* Problem details: Down to the last line below, give the listing again exactly.

* Extracted records:

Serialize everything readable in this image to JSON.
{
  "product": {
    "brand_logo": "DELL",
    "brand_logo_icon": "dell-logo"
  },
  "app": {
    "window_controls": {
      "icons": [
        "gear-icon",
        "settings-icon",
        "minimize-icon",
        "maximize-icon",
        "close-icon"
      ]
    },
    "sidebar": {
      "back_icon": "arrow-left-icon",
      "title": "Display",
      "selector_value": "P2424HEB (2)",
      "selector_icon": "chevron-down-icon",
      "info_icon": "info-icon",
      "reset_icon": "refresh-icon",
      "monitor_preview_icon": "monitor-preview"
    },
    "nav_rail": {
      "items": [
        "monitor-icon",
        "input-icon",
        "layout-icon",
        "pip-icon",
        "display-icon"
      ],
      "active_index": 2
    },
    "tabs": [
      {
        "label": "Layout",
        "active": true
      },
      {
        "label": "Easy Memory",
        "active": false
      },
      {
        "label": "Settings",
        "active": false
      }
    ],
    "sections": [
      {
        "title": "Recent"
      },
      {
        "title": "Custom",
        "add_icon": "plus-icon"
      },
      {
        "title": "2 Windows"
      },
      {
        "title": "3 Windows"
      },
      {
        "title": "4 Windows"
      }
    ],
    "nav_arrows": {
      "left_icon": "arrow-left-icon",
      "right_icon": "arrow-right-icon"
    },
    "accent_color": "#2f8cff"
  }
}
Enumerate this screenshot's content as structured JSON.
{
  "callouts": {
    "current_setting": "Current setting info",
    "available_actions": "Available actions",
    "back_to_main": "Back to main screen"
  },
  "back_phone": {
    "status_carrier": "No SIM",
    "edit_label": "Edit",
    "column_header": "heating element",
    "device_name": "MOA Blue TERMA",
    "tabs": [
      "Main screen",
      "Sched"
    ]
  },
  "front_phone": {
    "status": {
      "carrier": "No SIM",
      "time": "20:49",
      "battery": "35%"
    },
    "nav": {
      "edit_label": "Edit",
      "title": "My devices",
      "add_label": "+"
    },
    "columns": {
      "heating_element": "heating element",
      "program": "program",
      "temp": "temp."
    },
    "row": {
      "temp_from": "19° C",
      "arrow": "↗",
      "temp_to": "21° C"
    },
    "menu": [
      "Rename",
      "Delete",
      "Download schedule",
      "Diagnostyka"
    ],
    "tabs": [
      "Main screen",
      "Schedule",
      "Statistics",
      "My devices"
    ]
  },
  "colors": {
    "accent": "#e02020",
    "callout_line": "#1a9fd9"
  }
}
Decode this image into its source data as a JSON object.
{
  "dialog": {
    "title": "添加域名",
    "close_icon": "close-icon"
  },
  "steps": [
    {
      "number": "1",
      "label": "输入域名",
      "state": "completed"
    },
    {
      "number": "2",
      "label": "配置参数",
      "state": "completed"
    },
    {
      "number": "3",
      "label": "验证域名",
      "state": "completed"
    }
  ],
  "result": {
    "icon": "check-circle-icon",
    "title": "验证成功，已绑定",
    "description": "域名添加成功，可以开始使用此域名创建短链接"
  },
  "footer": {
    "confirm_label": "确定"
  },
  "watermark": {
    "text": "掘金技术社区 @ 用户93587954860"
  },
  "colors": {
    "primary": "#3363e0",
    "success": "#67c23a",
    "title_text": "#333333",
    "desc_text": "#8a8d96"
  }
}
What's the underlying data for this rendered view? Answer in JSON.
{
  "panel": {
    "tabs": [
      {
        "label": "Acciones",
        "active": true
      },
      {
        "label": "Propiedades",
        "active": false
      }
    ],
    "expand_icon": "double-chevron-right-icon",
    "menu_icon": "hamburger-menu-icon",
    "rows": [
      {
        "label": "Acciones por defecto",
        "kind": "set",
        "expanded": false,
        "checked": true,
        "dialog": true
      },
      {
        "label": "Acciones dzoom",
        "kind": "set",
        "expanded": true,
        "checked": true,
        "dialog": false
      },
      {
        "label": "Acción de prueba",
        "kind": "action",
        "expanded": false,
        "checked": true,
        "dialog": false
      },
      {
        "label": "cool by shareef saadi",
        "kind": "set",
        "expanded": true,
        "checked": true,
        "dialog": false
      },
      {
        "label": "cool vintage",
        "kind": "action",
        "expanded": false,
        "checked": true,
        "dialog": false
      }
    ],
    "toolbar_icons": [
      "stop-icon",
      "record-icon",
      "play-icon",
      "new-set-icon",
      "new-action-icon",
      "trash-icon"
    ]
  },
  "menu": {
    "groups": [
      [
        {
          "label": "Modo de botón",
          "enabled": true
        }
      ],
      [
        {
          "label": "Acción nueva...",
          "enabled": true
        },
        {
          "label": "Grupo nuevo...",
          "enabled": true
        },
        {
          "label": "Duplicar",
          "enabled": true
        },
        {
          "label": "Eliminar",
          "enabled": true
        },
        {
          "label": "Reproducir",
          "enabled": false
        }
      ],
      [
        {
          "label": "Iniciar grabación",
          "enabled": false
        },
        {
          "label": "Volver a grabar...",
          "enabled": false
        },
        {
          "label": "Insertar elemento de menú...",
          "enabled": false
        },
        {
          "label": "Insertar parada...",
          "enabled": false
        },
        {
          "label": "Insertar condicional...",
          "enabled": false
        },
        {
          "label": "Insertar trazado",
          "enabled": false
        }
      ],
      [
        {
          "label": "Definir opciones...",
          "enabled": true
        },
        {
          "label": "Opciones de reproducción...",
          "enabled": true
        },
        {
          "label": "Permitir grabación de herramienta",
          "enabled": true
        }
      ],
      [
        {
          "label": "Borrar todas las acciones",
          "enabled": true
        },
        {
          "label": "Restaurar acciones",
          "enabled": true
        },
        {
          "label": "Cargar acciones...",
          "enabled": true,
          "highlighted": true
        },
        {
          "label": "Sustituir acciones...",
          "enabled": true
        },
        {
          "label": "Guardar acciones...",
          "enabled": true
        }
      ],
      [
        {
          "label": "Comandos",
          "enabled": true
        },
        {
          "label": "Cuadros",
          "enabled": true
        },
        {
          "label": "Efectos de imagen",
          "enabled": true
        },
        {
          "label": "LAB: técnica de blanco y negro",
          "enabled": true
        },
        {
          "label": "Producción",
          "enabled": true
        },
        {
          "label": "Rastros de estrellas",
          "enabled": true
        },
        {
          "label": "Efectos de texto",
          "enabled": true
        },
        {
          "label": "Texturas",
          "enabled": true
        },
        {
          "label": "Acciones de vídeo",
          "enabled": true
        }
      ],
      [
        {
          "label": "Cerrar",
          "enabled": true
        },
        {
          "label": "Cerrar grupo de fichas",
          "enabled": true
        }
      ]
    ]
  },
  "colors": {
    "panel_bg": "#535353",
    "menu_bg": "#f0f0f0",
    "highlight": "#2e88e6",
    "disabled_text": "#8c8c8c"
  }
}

* Answer to the exercise:
Serialize everything readable in this image to JSON.
{
  "product": {
    "brand_logo": "DELL",
    "brand_logo_icon": "dell-logo"
  },
  "app": {
    "window_controls": {
      "icons": [
        "gear-icon",
        "settings-icon",
        "minimize-icon",
        "maximize-icon",
        "close-icon"
      ]
    },
    "sidebar": {
      "back_icon": "arrow-left-icon",
      "title": "Display",
      "selector_value": "P2424HEB (2)",
      "selector_icon": "chevron-down-icon",
      "info_icon": "info-icon",
      "reset_icon": "refresh-icon",
      "monitor_preview_icon": "monitor-preview"
    },
    "nav_rail": {
      "items": [
        "monitor-icon",
        "input-icon",
        "layout-icon",
        "pip-icon",
        "display-icon"
      ],
      "active_index": 2
    },
    "tabs": [
      {
        "label": "Layout",
        "active": true
      },
      {
        "label": "Easy Memory",
        "active": false
      },
      {
        "label": "Settings",
        "active": false
      }
    ],
    "sections": [
      {
        "title": "Recent"
      },
      {
        "title": "Custom",
        "add_icon": "plus-icon"
      },
      {
        "title": "2 Windows"
      },
      {
        "title": "3 Windows"
      },
      {
        "title": "4 Windows"
      }
    ],
    "nav_arrows": {
      "left_icon": "arrow-left-icon",
      "right_icon": "arrow-right-icon"
    },
    "accent_color": "#2f8cff"
  }
}
Enumerate this screenshot's content as structured JSON.
{
  "callouts": {
    "current_setting": "Current setting info",
    "available_actions": "Available actions",
    "back_to_main": "Back to main screen"
  },
  "back_phone": {
    "status_carrier": "No SIM",
    "edit_label": "Edit",
    "column_header": "heating element",
    "device_name": "MOA Blue TERMA",
    "tabs": [
      "Main screen",
      "Sched"
    ]
  },
  "front_phone": {
    "status": {
      "carrier": "No SIM",
      "time": "20:49",
      "battery": "35%"
    },
    "nav": {
      "edit_label": "Edit",
      "title": "My devices",
      "add_label": "+"
    },
    "columns": {
      "heating_element": "heating element",
      "program": "program",
      "temp": "temp."
    },
    "row": {
      "temp_from": "19° C",
      "arrow": "↗",
      "temp_to": "21° C"
    },
    "menu": [
      "Rename",
      "Delete",
      "Download schedule",
      "Diagnostyka"
    ],
    "tabs": [
      "Main screen",
      "Schedule",
      "Statistics",
      "My devices"
    ]
  },
  "colors": {
    "accent": "#e02020",
    "callout_line": "#1a9fd9"
  }
}
Decode this image into its source data as a JSON object.
{
  "dialog": {
    "title": "添加域名",
    "close_icon": "close-icon"
  },
  "steps": [
    {
      "number": "1",
      "label": "输入域名",
      "state": "completed"
    },
    {
      "number": "2",
      "label": "配置参数",
      "state": "completed"
    },
    {
      "number": "3",
      "label": "验证域名",
      "state": "completed"
    }
  ],
  "result": {
    "icon": "check-circle-icon",
    "title": "验证成功，已绑定",
    "description": "域名添加成功，可以开始使用此域名创建短链接"
  },
  "footer": {
    "confirm_label": "确定"
  },
  "watermark": {
    "text": "掘金技术社区 @ 用户93587954860"
  },
  "colors": {
    "primary": "#3363e0",
    "success": "#67c23a",
    "title_text": "#333333",
    "desc_text": "#8a8d96"
  }
}
What's the underlying data for this rendered view? Answer in JSON.
{
  "panel": {
    "tabs": [
      {
        "label": "Acciones",
        "active": true
      },
      {
        "label": "Propiedades",
        "active": false
      }
    ],
    "expand_icon": "double-chevron-right-icon",
    "menu_icon": "hamburger-menu-icon",
    "rows": [
      {
        "label": "Acciones por defecto",
        "kind": "set",
        "expanded": false,
        "checked": true,
        "dialog": true
      },
      {
        "label": "Acciones dzoom",
        "kind": "set",
        "expanded": true,
        "checked": true,
        "dialog": false
      },
      {
        "label": "Acción de prueba",
        "kind": "action",
        "expanded": false,
        "checked": true,
        "dialog": false
      },
      {
        "label": "cool by shareef saadi",
        "kind": "set",
        "expanded": true,
        "checked": true,
        "dialog": false
      },
      {
        "label": "cool vintage",
        "kind": "action",
        "expanded": false,
        "checked": true,
        "dialog": false
      }
    ],
    "toolbar_icons": [
      "stop-icon",
      "record-icon",
      "play-icon",
      "new-set-icon",
      "new-action-icon",
      "trash-icon"
    ]
  },
  "menu": {
    "groups": [
      [
        {
          "label": "Modo de botón",
          "enabled": true
        }
      ],
      [
        {
          "label": "Acción nueva...",
          "enabled": true
        },
        {
          "label": "Grupo nuevo...",
          "enabled": true
        },
        {
          "label": "Duplicar",
          "enabled": true
        },
        {
          "label": "Eliminar",
          "enabled": true
        },
        {
          "label": "Reproducir",
          "enabled": false
        }
      ],
      [
        {
          "label": "Iniciar grabación",
          "enabled": false
        },
        {
          "label": "Volver a grabar...",
          "enabled": false
        },
        {
          "label": "Insertar elemento de menú...",
          "enabled": false
        },
        {
          "label": "Insertar parada...",
          "enabled": false
        },
        {
          "label": "Insertar condicional...",
          "enabled": false
        },
        {
          "label": "Insertar trazado",
          "enabled": false
        }
      ],
      [
        {
          "label": "Definir opciones...",
          "enabled": true
        },
        {
          "label": "Opciones de reproducción...",
          "enabled": true
        },
        {
          "label": "Permitir grabación de herramienta",
          "enabled": true
        }
      ],
      [
        {
          "label": "Borrar todas las acciones",
          "enabled": true
        },
        {
          "label": "Restaurar acciones",
          "enabled": true
        },
        {
          "label": "Cargar acciones...",
          "enabled": true,
          "highlighted": true
        },
        {
          "label": "Sustituir acciones...",
          "enabled": true
        },
        {
          "label": "Guardar acciones...",
          "enabled": true
        }
      ],
      [
        {
          "label": "Comandos",
          "enabled": true
        },
        {
          "label": "Cuadros",
          "enabled": true
        },
        {
          "label": "Efectos de imagen",
          "enabled": true
        },
        {
          "label": "LAB: técnica de blanco y negro",
          "enabled": true
        },
        {
          "label": "Producción",
          "enabled": true
        },
        {
          "label": "Rastros de estrellas",
          "enabled": true
        },
        {
          "label": "Efectos de texto",
          "enabled": true
        },
        {
          "label": "Texturas",
          "enabled": true
        },
        {
          "label": "Acciones de vídeo",
          "enabled": true
        }
      ],
      [
        {
          "label": "Cerrar",
          "enabled": true
        },
        {
          "label": "Cerrar grupo de fichas",
          "enabled": true
        }
      ]
    ]
  },
  "colors": {
    "panel_bg": "#535353",
    "menu_bg": "#f0f0f0",
    "highlight": "#2e88e6",
    "disabled_text": "#8c8c8c"
  }
}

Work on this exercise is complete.